Copy each line in the data below that contains the word "Vyberte".

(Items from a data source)
——

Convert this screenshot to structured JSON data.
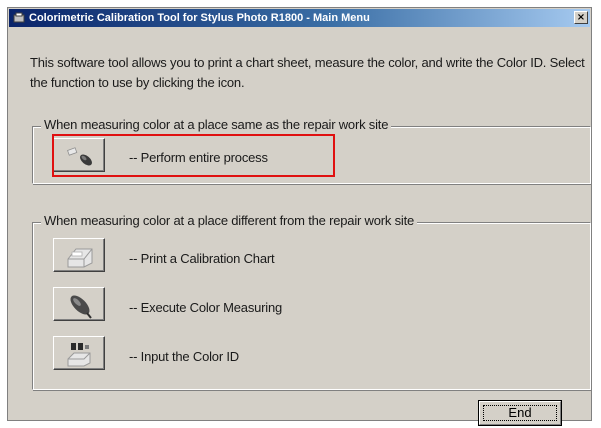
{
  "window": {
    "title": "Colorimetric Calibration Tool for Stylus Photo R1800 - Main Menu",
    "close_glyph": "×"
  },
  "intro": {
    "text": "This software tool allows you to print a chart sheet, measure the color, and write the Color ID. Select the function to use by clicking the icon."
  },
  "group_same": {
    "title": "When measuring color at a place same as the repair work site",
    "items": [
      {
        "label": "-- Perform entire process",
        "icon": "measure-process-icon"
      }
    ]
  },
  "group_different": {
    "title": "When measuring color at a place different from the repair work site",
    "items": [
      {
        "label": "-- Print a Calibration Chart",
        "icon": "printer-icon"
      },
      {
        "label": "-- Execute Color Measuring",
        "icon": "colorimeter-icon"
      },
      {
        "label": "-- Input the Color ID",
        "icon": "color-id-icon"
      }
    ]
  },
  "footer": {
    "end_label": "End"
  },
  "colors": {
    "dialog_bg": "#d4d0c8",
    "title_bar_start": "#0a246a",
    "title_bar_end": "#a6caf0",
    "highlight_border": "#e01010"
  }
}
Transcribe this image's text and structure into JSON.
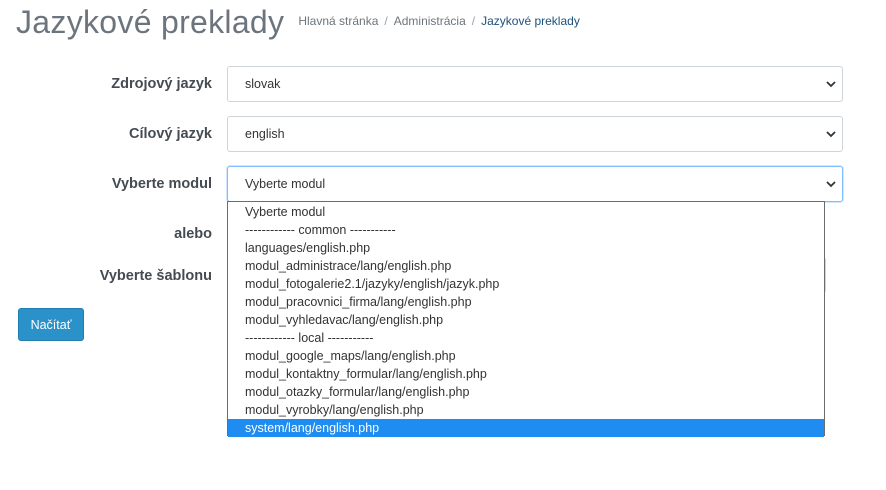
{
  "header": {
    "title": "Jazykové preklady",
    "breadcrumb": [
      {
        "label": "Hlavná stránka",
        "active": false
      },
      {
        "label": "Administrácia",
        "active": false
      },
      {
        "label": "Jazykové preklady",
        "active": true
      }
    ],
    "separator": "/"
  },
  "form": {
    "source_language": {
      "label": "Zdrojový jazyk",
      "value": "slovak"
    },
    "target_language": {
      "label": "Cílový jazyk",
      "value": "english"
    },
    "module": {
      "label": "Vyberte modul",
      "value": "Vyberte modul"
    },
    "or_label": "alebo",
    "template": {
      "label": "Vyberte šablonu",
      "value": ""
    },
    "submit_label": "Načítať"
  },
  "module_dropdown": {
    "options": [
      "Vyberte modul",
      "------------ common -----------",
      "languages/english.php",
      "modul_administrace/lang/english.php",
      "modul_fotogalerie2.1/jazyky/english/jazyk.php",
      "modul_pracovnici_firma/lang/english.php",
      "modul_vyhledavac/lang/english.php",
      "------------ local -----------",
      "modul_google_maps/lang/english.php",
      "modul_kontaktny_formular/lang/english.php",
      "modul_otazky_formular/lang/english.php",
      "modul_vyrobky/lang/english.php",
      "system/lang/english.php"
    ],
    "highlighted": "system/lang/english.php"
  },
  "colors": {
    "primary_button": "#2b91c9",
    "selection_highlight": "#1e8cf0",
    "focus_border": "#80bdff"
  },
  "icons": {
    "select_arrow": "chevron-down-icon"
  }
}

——

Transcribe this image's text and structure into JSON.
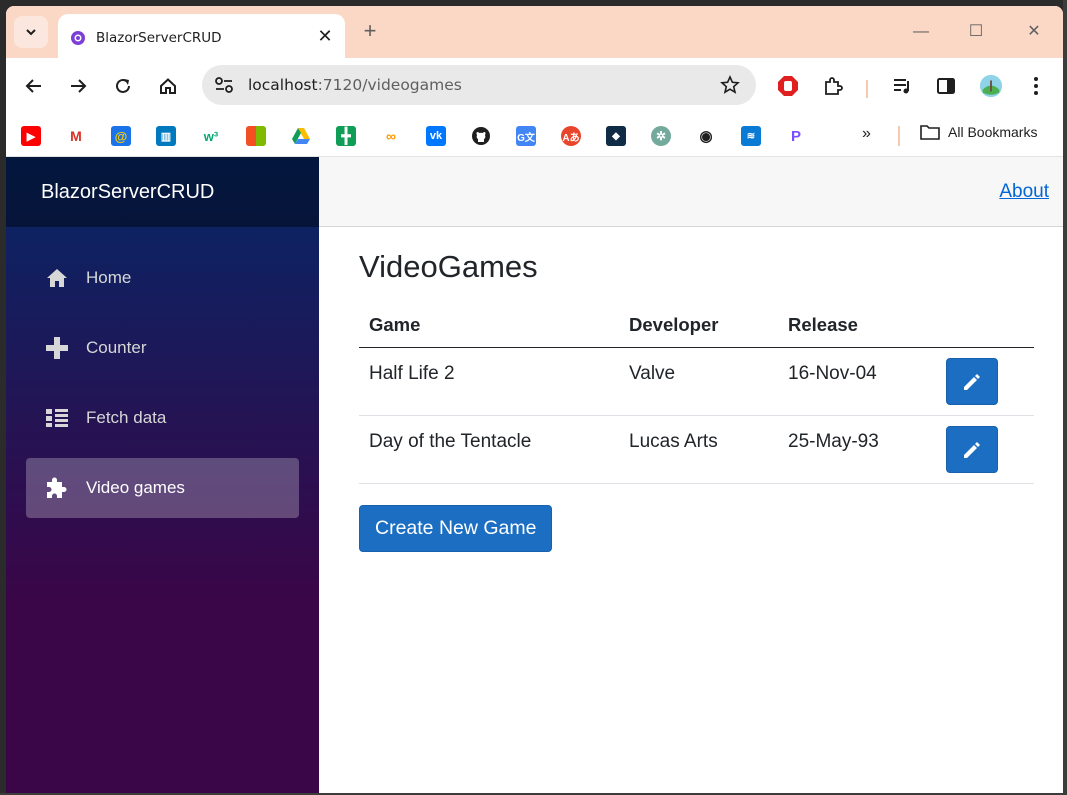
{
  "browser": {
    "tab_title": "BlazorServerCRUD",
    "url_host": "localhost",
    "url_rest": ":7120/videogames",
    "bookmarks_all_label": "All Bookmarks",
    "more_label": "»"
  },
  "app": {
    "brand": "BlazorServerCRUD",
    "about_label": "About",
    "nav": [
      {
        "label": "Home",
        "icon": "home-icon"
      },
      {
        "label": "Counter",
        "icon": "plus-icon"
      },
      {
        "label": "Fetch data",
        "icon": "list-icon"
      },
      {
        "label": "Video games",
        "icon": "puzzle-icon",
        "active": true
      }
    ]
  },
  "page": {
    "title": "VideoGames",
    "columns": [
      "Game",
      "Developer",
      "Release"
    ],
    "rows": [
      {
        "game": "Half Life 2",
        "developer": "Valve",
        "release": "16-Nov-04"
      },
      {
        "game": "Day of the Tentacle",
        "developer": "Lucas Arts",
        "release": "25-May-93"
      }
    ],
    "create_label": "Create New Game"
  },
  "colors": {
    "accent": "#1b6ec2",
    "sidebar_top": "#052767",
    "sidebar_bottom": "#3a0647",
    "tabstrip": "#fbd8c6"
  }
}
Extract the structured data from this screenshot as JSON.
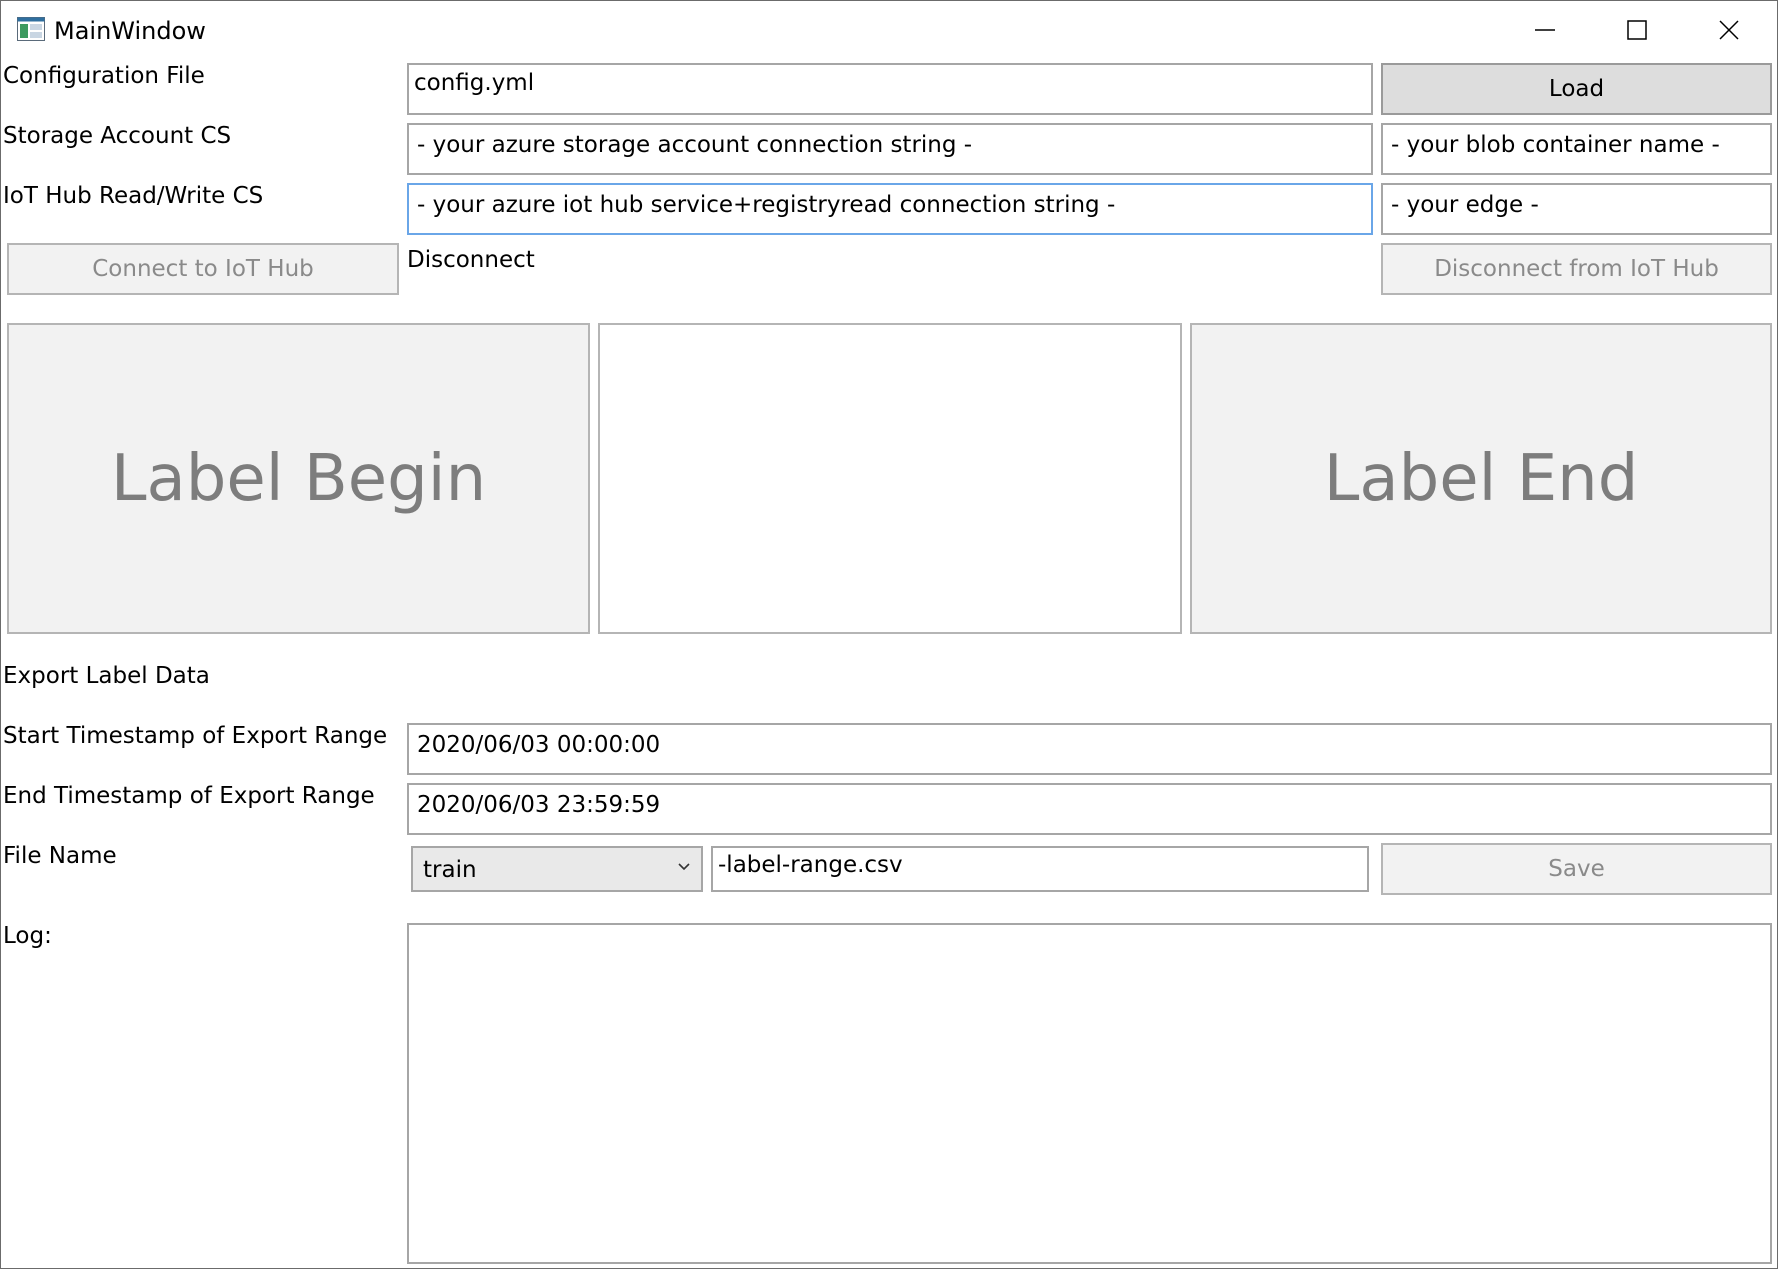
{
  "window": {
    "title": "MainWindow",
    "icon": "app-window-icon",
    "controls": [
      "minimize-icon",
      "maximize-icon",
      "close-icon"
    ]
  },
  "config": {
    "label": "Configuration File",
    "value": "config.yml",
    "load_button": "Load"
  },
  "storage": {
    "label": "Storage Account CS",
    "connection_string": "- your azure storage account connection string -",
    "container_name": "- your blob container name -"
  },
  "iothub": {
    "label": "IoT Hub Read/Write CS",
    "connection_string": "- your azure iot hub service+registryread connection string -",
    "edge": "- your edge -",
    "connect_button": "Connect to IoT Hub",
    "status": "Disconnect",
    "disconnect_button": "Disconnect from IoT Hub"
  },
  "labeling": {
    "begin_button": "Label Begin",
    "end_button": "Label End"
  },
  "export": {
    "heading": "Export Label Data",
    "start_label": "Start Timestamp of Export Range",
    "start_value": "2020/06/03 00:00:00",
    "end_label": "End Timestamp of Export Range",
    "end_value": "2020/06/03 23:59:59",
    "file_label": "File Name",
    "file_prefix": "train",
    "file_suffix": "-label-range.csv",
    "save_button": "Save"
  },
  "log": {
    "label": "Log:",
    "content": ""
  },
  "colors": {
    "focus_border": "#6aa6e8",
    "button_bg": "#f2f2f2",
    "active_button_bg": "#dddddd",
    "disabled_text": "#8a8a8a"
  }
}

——

RESULT OF THE EXERCISE →
      "label": "Vyberte modul",
      "value": "Vyberte modul"
      "label": "Vyberte šablonu",
      "Vyberte modul",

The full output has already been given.